I have long maintained (and history has backed me up on this) that travel is remarkably recession-proof. People may take different vacations, shorter vacations, but for most Americans vacations are necessities rather than options.
So I was pleased to note some recent news reports that show that, even in a time when politicians and pundits are screaming that the sky is falling, Americans continue to travel and take vacations. Hmmm. Maybe they want to get away from those politicians and pundits!
First, Ipsos Public Affairs, a polling organization, announced that a majority of Americans (51%) are planning on taking a vacation this year. And that’s up 13% since last year.
By the way, a “vacation” for the purposes of that poll was defined as a leisure trip of at least a week to a destination at least 100 miles from home.
Then, VisitFlorida, the state tourism agency, announced that 21.2 people visited that state in the second quarter of 2011 alone. 21.2 million! How much of that market would you have to capture to make a decent living? Oh, and that’s in addition to 5.6 million trips taken in-state by Florida residents.
So send your clients to Florida to visit Walt Disney World and search for Hidden Mickeys. Or for a change of pace, point them to Universal Orlando, now home to Harry Potter, everybody’s favorite boy wizard, or the SeaWorld parks where nature takes center stage. The choices are really almost unlimited.
Here are some things to remember about selling Florida. First, it’s the biggest family destination in America, as these numbers attest. And despite what you hear about the cost of one-day theme park tickets (which are, indeed, pricey), there are many multi-day park admission products that reduce the per-day cost to extremely reasonable proportions and some are commissionable, too!
If you think Florida is too far away for your clients, consider that more and more people are willing to drive a considerable distance to avoid the hassles and, often, the humiliation of air travel. And even at today’s gas prices, a car trip to Orlando, with an overnight at a (commissionable) motel is often cheaper than airfare for a couple, even cheaper when you add kids.

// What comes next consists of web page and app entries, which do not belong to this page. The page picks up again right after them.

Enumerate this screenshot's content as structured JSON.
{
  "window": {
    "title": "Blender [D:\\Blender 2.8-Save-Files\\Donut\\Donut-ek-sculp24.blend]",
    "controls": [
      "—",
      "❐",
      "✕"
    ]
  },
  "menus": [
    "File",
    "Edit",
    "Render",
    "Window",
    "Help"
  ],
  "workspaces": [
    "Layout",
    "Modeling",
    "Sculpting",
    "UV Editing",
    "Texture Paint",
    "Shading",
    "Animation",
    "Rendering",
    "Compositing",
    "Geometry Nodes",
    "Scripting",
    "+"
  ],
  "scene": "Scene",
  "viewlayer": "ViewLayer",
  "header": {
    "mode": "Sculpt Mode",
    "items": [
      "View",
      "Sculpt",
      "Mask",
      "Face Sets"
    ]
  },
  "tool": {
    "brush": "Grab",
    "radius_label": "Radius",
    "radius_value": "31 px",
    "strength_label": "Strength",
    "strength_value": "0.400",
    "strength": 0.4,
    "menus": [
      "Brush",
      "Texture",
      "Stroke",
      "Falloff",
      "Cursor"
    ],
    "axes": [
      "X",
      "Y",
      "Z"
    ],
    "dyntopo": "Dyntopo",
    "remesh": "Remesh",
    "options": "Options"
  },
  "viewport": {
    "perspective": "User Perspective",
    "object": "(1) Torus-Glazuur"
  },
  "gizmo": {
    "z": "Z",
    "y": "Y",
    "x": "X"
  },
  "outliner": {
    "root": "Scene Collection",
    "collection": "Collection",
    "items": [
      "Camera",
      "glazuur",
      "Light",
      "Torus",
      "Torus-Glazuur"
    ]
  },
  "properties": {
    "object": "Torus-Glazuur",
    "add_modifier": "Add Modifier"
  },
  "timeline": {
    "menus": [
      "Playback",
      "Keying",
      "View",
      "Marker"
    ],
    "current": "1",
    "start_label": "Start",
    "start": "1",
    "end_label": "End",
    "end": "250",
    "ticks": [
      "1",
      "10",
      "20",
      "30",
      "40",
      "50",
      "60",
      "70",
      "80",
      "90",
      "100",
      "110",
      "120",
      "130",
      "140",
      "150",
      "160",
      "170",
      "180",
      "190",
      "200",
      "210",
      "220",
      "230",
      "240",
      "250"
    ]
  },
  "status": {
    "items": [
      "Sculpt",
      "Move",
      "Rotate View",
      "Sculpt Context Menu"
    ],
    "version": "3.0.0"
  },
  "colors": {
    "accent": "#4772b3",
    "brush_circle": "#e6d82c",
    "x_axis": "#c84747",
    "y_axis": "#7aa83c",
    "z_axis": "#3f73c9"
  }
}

But the major takeaway from this good news is that when you hear people saying that travel agents can’t make money and that people aren’t traveling because they can’t afford it, you can smile your secret smile knowing that misinformation like this keeps the uninformed from jumping into the business and competing against smart travel agents like you who will continue to prosper.
If you haven’t yet become a home-based travel agent, click here. If you have, keep selling that all-American vacation ideal.